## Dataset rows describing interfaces
..............................

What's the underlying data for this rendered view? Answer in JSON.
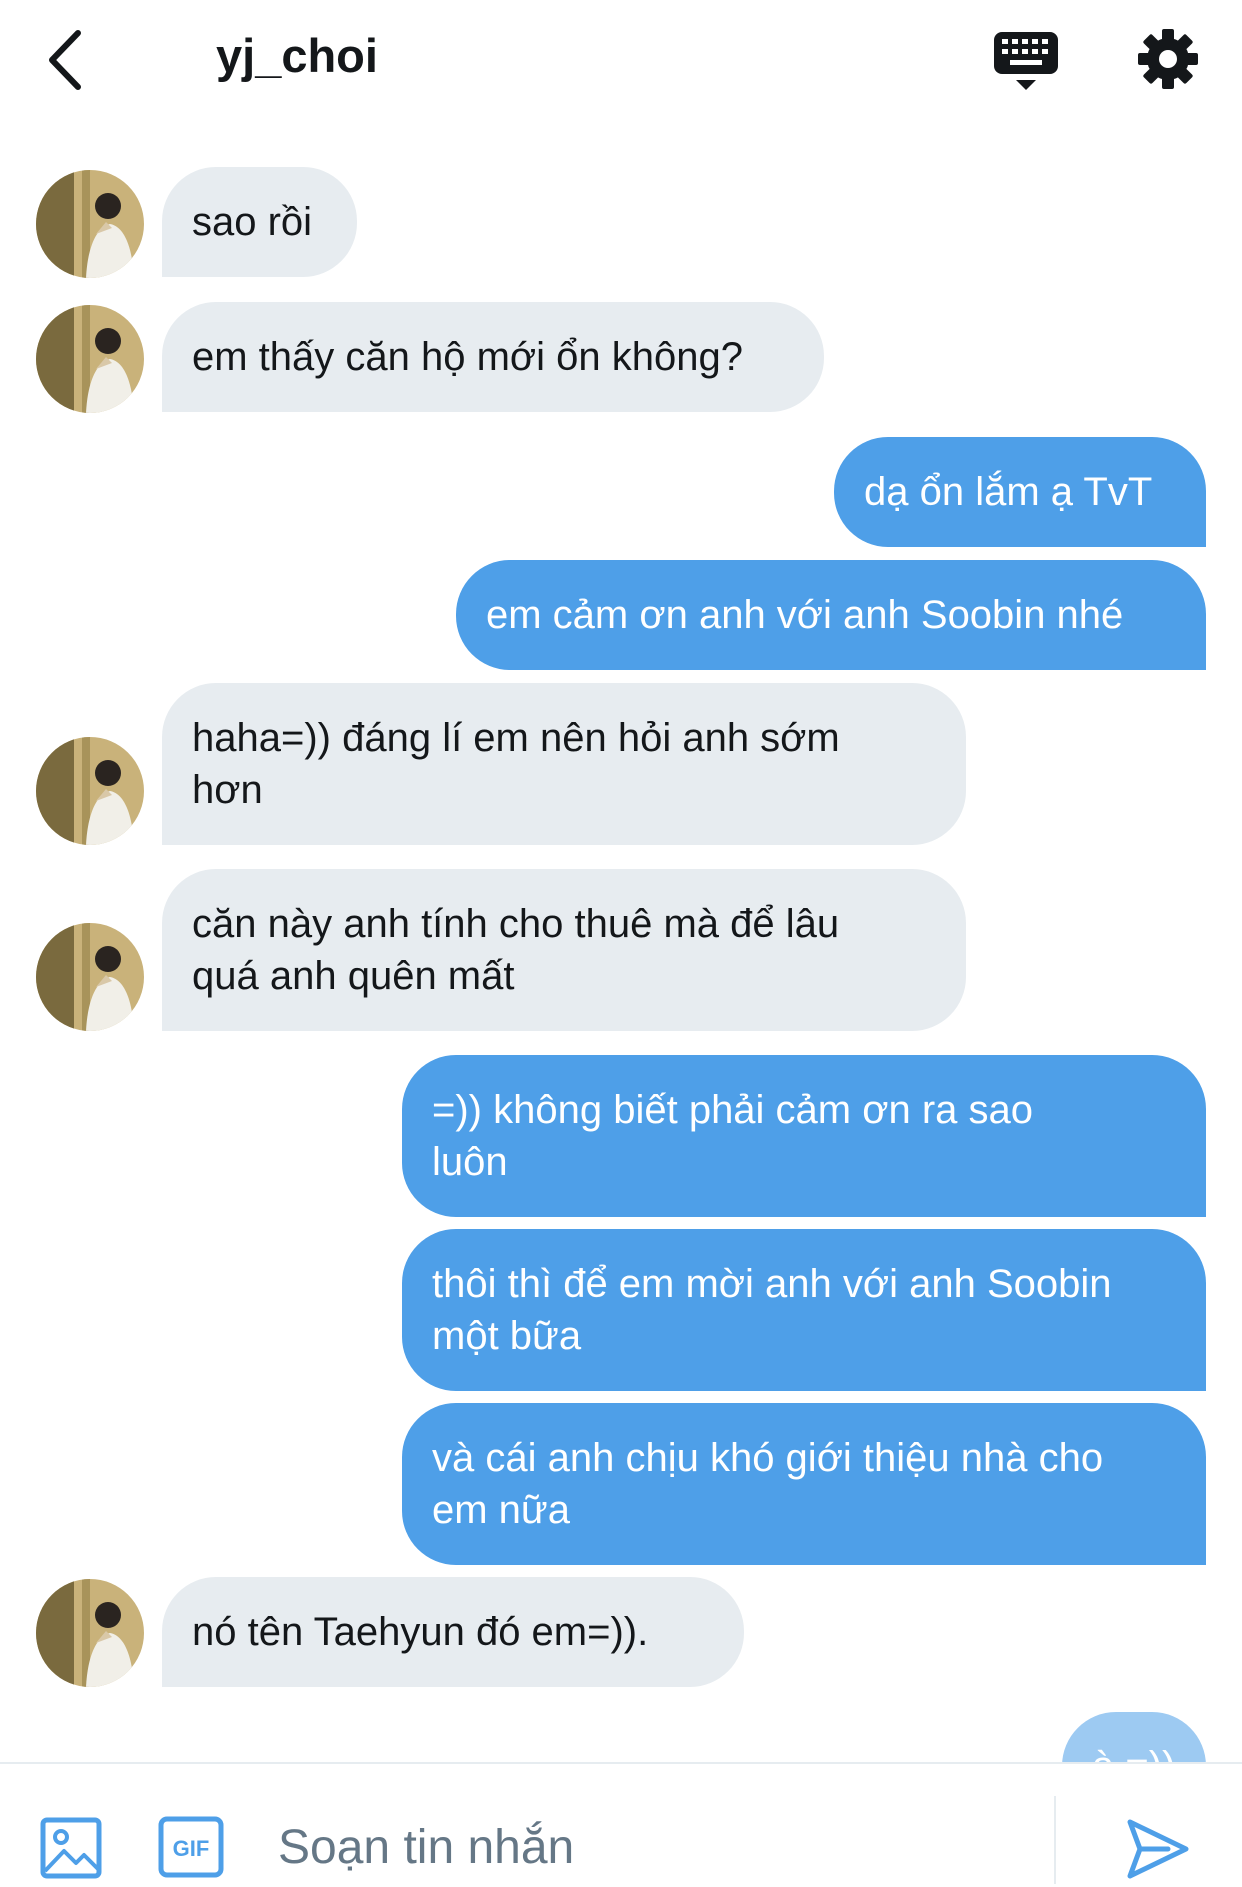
{
  "header": {
    "title": "yj_choi",
    "icons": {
      "back": "chevron-left-icon",
      "keyboard": "keyboard-icon",
      "settings": "gear-icon"
    }
  },
  "colors": {
    "incoming_bg": "#e7ecf0",
    "outgoing_bg": "#4e9fe8",
    "accent": "#4e9fe8",
    "text": "#14171a"
  },
  "messages": [
    {
      "from": "other",
      "text": "sao rồi"
    },
    {
      "from": "other",
      "text": "em thấy căn hộ mới ổn không?"
    },
    {
      "from": "me",
      "text": "dạ ổn lắm ạ TvT"
    },
    {
      "from": "me",
      "text": "em cảm ơn anh với anh Soobin nhé"
    },
    {
      "from": "other",
      "text": "haha=)) đáng lí em nên hỏi anh sớm\nhơn"
    },
    {
      "from": "other",
      "text": "căn này anh tính cho thuê mà để lâu\nquá anh quên mất"
    },
    {
      "from": "me",
      "text": "=)) không biết phải cảm ơn ra sao\nluôn"
    },
    {
      "from": "me",
      "text": "thôi thì để em mời anh với anh Soobin\nmột bữa"
    },
    {
      "from": "me",
      "text": "và cái anh chịu khó giới thiệu nhà cho\nem nữa"
    },
    {
      "from": "other",
      "text": "nó tên Taehyun đó em=))."
    },
    {
      "from": "me",
      "text": "à =))"
    }
  ],
  "composer": {
    "placeholder": "Soạn tin nhắn",
    "icons": {
      "image": "image-icon",
      "gif": "gif-icon",
      "send": "send-icon"
    },
    "gif_label": "GIF"
  }
}
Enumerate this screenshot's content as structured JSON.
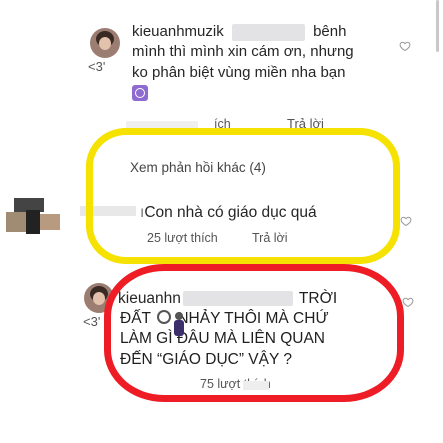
{
  "comment1": {
    "username": "kieuanhmuzik",
    "line1_tail": "bênh",
    "line2": "mình thì mình xin cám ơn, nhưng",
    "line3": "ko phân biệt vùng miền nha bạn",
    "reply_label": "Trả lời",
    "partial_meta": "ích"
  },
  "thread": {
    "view_more": "Xem phản hồi khác (4)"
  },
  "comment2": {
    "text": "Con nhà có giáo dục quá",
    "likes": "25 lượt thích",
    "reply_label": "Trả lời"
  },
  "comment3": {
    "username": "kieuanhn",
    "line1_tail": "TRỜI",
    "line2_a": "ĐẤT",
    "line2_b": "NHẢY THÔI MÀ CHỨ",
    "line3_a": "LÀM GÌ",
    "line3_b": "ĐÂU MÀ LIÊN QUAN",
    "line4": "ĐẾN “GIÁO DỤC” VẬY ?",
    "likes": "75 lượt thích"
  },
  "colors": {
    "highlight_yellow": "#f6e200",
    "highlight_red": "#ee1c24",
    "text": "#262626",
    "meta": "#555555"
  }
}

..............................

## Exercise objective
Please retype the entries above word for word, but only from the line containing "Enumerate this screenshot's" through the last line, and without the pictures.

## Written solution
Enumerate this screenshot's content as structured JSON.
{
  "comment1": {
    "username": "kieuanhmuzik",
    "line1_tail": "bênh",
    "line2": "mình thì mình xin cám ơn, nhưng",
    "line3": "ko phân biệt vùng miền nha bạn",
    "reply_label": "Trả lời",
    "partial_meta": "ích"
  },
  "thread": {
    "view_more": "Xem phản hồi khác (4)"
  },
  "comment2": {
    "text": "Con nhà có giáo dục quá",
    "likes": "25 lượt thích",
    "reply_label": "Trả lời"
  },
  "comment3": {
    "username": "kieuanhn",
    "line1_tail": "TRỜI",
    "line2_a": "ĐẤT",
    "line2_b": "NHẢY THÔI MÀ CHỨ",
    "line3_a": "LÀM GÌ",
    "line3_b": "ĐÂU MÀ LIÊN QUAN",
    "line4": "ĐẾN “GIÁO DỤC” VẬY ?",
    "likes": "75 lượt thích"
  },
  "colors": {
    "highlight_yellow": "#f6e200",
    "highlight_red": "#ee1c24",
    "text": "#262626",
    "meta": "#555555"
  }
}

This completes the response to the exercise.